Whilst ADHD is one of the most common mental health conditions affecting children and adults, it is often misunderstood. This ADHD Awareness Month’s goal is to correct these misunderstandings by rethinking 3 ADHD myths. Dr Sally Cubbin is a highly qualified and experienced Consultant Psychiatrist at Cardinal Clinic. Sally has special expertise in the diagnosis and management of Adult ADHD (Attention Deficit Hyperactivity Disorder). In the following post, Dr Sally Cubbin firstly addresses 3 main symptoms of ADHD and corrects common myths.
What are the 3 main symptoms of ADHD?
1. Attention Deficit
This is an inability to focus and be organised. Being disorganised can lead to underachievement and have a negative impact on aspects of life such as home life, social life and educational performance.
ADHD symptoms in adults are often characterized by mental restlessness rather than more obvious physical hyperactivity, although fidgeting may be present. Adults with ADHD commonly suffer with excessive spending, sensation seeking, being inpatient. Individuals with ADHD may also speak or act before they think things through.
3. Mood instability
Whilst mood instability is not an official ADHD indicator, it is considered a useful measure when diagnosing the condition. A person’s mood may change rapidly or dramatically many times a day, typically for no particular reason.
What are 3 ADHD myths?
Myth 1: You can’t have ADHD as an adult if you were not diagnosed as a child
According to the official criteria, symptoms of ADHD should be present from age 12 but it does not mean that an official diagnosis of ADHD in childhood is needed. ADHD can be more noticeable in adolescence and young adulthood than childhood. Many adults with ADHD mention struggling in their teenage years and did not receive help at first as their difficulties were thought to be caused by laziness, a bad attitude or a lack of motivation.
Myth 2: ADHD is just being lazy and lacking willpower or simply a behavioural problem

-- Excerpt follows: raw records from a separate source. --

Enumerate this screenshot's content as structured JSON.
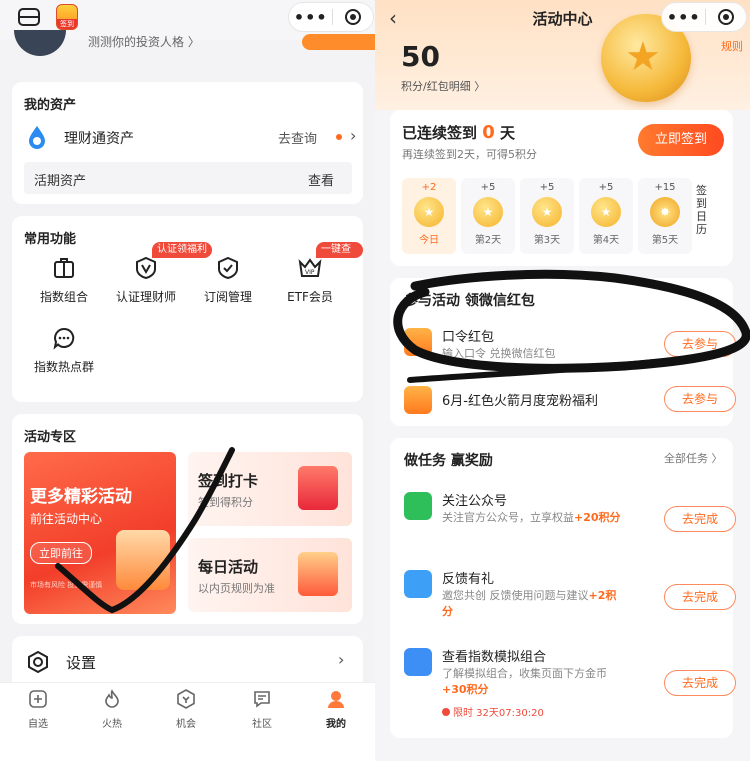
{
  "left": {
    "badge_label": "签到",
    "profile_test_text": "测测你的投资人格 〉",
    "assets": {
      "title": "我的资产",
      "account_label": "理财通资产",
      "query_label": "去查询",
      "current_label": "活期资产",
      "view_label": "查看"
    },
    "functions": {
      "title": "常用功能",
      "items": [
        {
          "label": "指数组合",
          "icon": "portfolio-icon"
        },
        {
          "label": "认证理财师",
          "icon": "verified-advisor-icon",
          "tag": "认证领福利"
        },
        {
          "label": "订阅管理",
          "icon": "subscription-icon"
        },
        {
          "label": "ETF会员",
          "icon": "vip-crown-icon",
          "tag": "一键查看"
        },
        {
          "label": "指数热点群",
          "icon": "chat-bubble-icon"
        }
      ]
    },
    "activity": {
      "title": "活动专区",
      "big_title": "更多精彩活动",
      "big_sub": "前往活动中心",
      "big_button": "立即前往",
      "big_small": "市场有风险  投资需谨慎",
      "signin_title": "签到打卡",
      "signin_sub": "签到得积分",
      "daily_title": "每日活动",
      "daily_sub": "以内页规则为准"
    },
    "settings_label": "设置",
    "tabs": [
      {
        "label": "自选",
        "icon": "plus-box-icon"
      },
      {
        "label": "火热",
        "icon": "flame-icon"
      },
      {
        "label": "机会",
        "icon": "compass-icon"
      },
      {
        "label": "社区",
        "icon": "community-icon"
      },
      {
        "label": "我的",
        "icon": "profile-icon",
        "active": true
      }
    ],
    "colors": {
      "accent": "#ff6a1e",
      "tag_red": "#f04a3a"
    }
  },
  "right": {
    "title": "活动中心",
    "rules_label": "规则",
    "points": "50",
    "points_link": "积分/红包明细 〉",
    "signin": {
      "title_prefix": "已连续签到",
      "days": "0",
      "title_suffix": "天",
      "sub": "再连续签到2天，可得5积分",
      "button": "立即签到",
      "calendar_label": "签到日历",
      "days_list": [
        {
          "plus": "+2",
          "label": "今日",
          "today": true
        },
        {
          "plus": "+5",
          "label": "第2天"
        },
        {
          "plus": "+5",
          "label": "第3天"
        },
        {
          "plus": "+5",
          "label": "第4天"
        },
        {
          "plus": "+15",
          "label": "第5天"
        }
      ]
    },
    "join": {
      "title": "参与活动 领微信红包",
      "rows": [
        {
          "title": "口令红包",
          "sub": "输入口令 兑换微信红包",
          "button": "去参与"
        },
        {
          "title": "6月-红色火箭月度宠粉福利",
          "sub": "",
          "button": "去参与"
        }
      ]
    },
    "tasks": {
      "title": "做任务 赢奖励",
      "all_label": "全部任务 〉",
      "rows": [
        {
          "title": "关注公众号",
          "sub": "关注官方公众号，立享权益",
          "reward": "+20积分",
          "button": "去完成"
        },
        {
          "title": "反馈有礼",
          "sub": "邀您共创 反馈使用问题与建议",
          "reward": "+2积分",
          "button": "去完成"
        },
        {
          "title": "查看指数模拟组合",
          "sub": "了解模拟组合，收集页面下方金币",
          "reward": "+30积分",
          "button": "去完成",
          "timer": "限时 32天07:30:20"
        }
      ]
    },
    "colors": {
      "accent": "#ff6a1e",
      "green": "#2fbf5a",
      "blue": "#3d8ff5"
    }
  }
}
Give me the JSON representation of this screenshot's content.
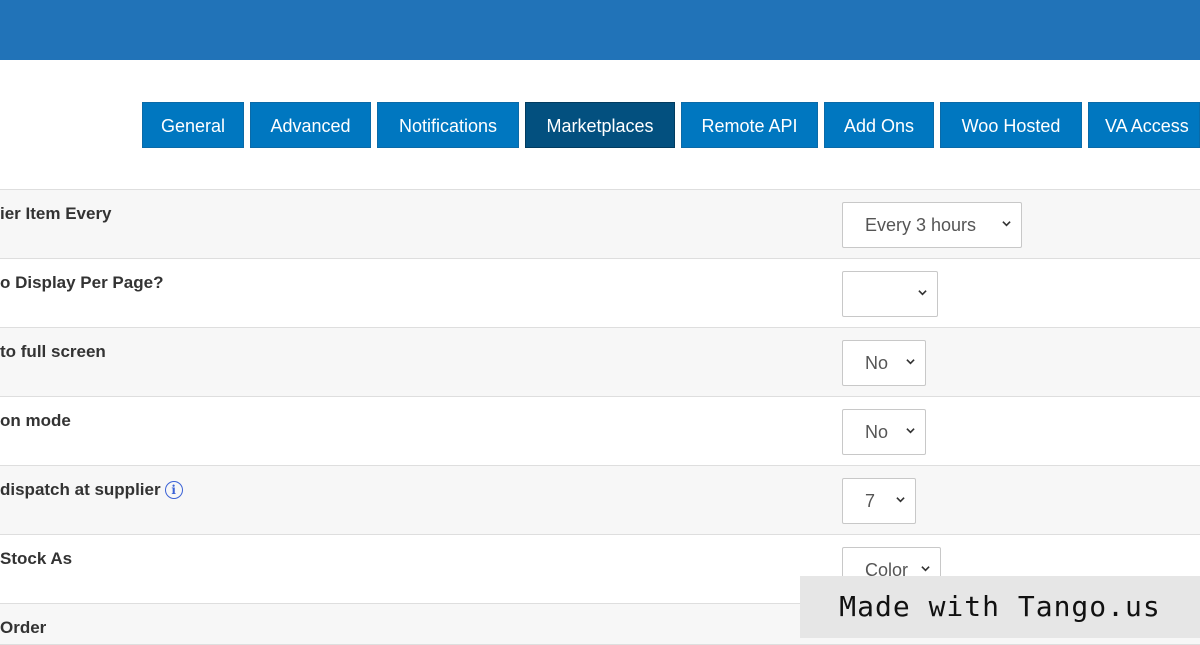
{
  "header": {
    "color": "#2173b8"
  },
  "tabs": [
    {
      "label": "General",
      "active": false
    },
    {
      "label": "Advanced",
      "active": false
    },
    {
      "label": "Notifications",
      "active": false
    },
    {
      "label": "Marketplaces",
      "active": true
    },
    {
      "label": "Remote API",
      "active": false
    },
    {
      "label": "Add Ons",
      "active": false
    },
    {
      "label": "Woo Hosted",
      "active": false
    },
    {
      "label": "VA Access",
      "active": false
    }
  ],
  "settings": [
    {
      "label": "ier Item Every",
      "value": "Every 3 hours"
    },
    {
      "label": "o Display Per Page?",
      "value": ""
    },
    {
      "label": "to full screen",
      "value": "No"
    },
    {
      "label": "on mode",
      "value": "No"
    },
    {
      "label": "dispatch at supplier",
      "value": "7",
      "info_icon": "info-icon"
    },
    {
      "label": "Stock As",
      "value": "Color"
    },
    {
      "label": "Order",
      "value": ""
    }
  ],
  "watermark": {
    "text": "Made with Tango.us"
  },
  "colors": {
    "tab": "#0077c0",
    "tab_active": "#03507f",
    "info": "#3b62d6"
  }
}
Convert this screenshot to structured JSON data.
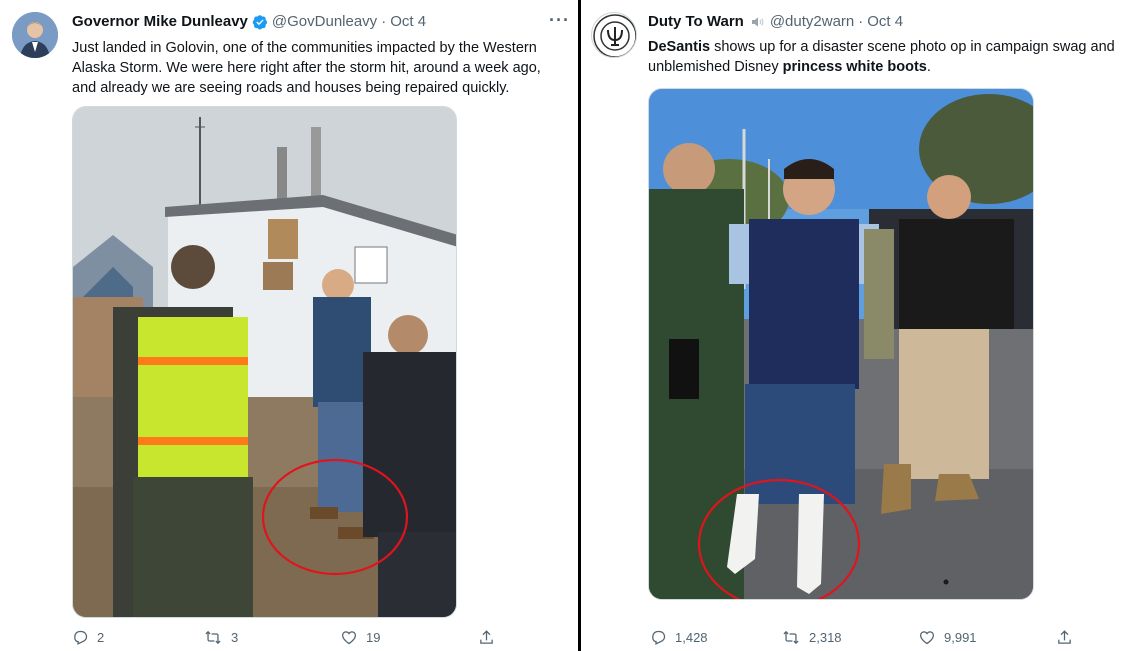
{
  "left_tweet": {
    "name": "Governor Mike Dunleavy",
    "handle": "@GovDunleavy",
    "dot": "·",
    "date": "Oct 4",
    "text": "Just landed in Golovin, one of the communities impacted by the Western Alaska Storm. We were here right after the storm hit, around a week ago, and already we are seeing roads and houses being repaired quickly.",
    "more": "···",
    "replies": "2",
    "retweets": "3",
    "likes": "19",
    "icons": [
      "verified-badge-icon",
      "more-icon",
      "reply-icon",
      "retweet-icon",
      "like-icon",
      "share-icon"
    ]
  },
  "right_tweet": {
    "name": "Duty To Warn",
    "handle": "@duty2warn",
    "dot": "·",
    "date": "Oct 4",
    "text_parts": [
      {
        "t": "DeSantis",
        "bold": true
      },
      {
        "t": " shows up for a disaster scene photo op in campaign swag and unblemished Disney ",
        "bold": false
      },
      {
        "t": "princess white boots",
        "bold": true
      },
      {
        "t": ".",
        "bold": false
      }
    ],
    "replies": "1,428",
    "retweets": "2,318",
    "likes": "9,991",
    "icons": [
      "speaker-icon",
      "reply-icon",
      "retweet-icon",
      "like-icon",
      "share-icon"
    ]
  },
  "colors": {
    "verified": "#1d9bf0",
    "secondary_text": "#536471",
    "annotation_circle": "#e0141c",
    "divider": "#000000"
  }
}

It is true that people with ADHD can focus on things that they are very interested in or things that are new and exciting. Sometimes they describe ‘hyperfocus’ where they can lose themselves in a task they are absorbed in. ADHD causes an inability to focus and get down to work on tasks that are repetitive, boring or require a greater degree of mental effort.
Myth 3: You can’t have ADHD if you are not hyperactive
ADHD can be present with or without symptoms of hyperactivity. People often call the type of ADHD without hyperactivity Attention Deficit Disorder (ADD). Typically symptoms of ADD become more significant in adulthood as life gets more challenging.
For more myths and information about ADHD you can visit Dr Cubbin’s website www.adhdclinic.co.uk
The NHS waiting list is currently around 2 years to receive an initial ADHD assessment. If an individual does not receive a diagnosis, they can begin to suffer with other mental health conditions too such as depression and anxiety. For more information about ADHD treatment and assessments visit www.cardinalclinic.co.uk/conditions/adhd/. If you feel like you need professional help, we are a private mental health hospital in Windsor with nurses on hand 24 hours a day who provide expert clinical treatment. Research has found that 1 in 4 people will experience a mental health problem of some kind each year in England and we are here to ensure you do not have to face it alone. For more information visit cardinalclinic.co.uk or call 01753 869755 for help and advice.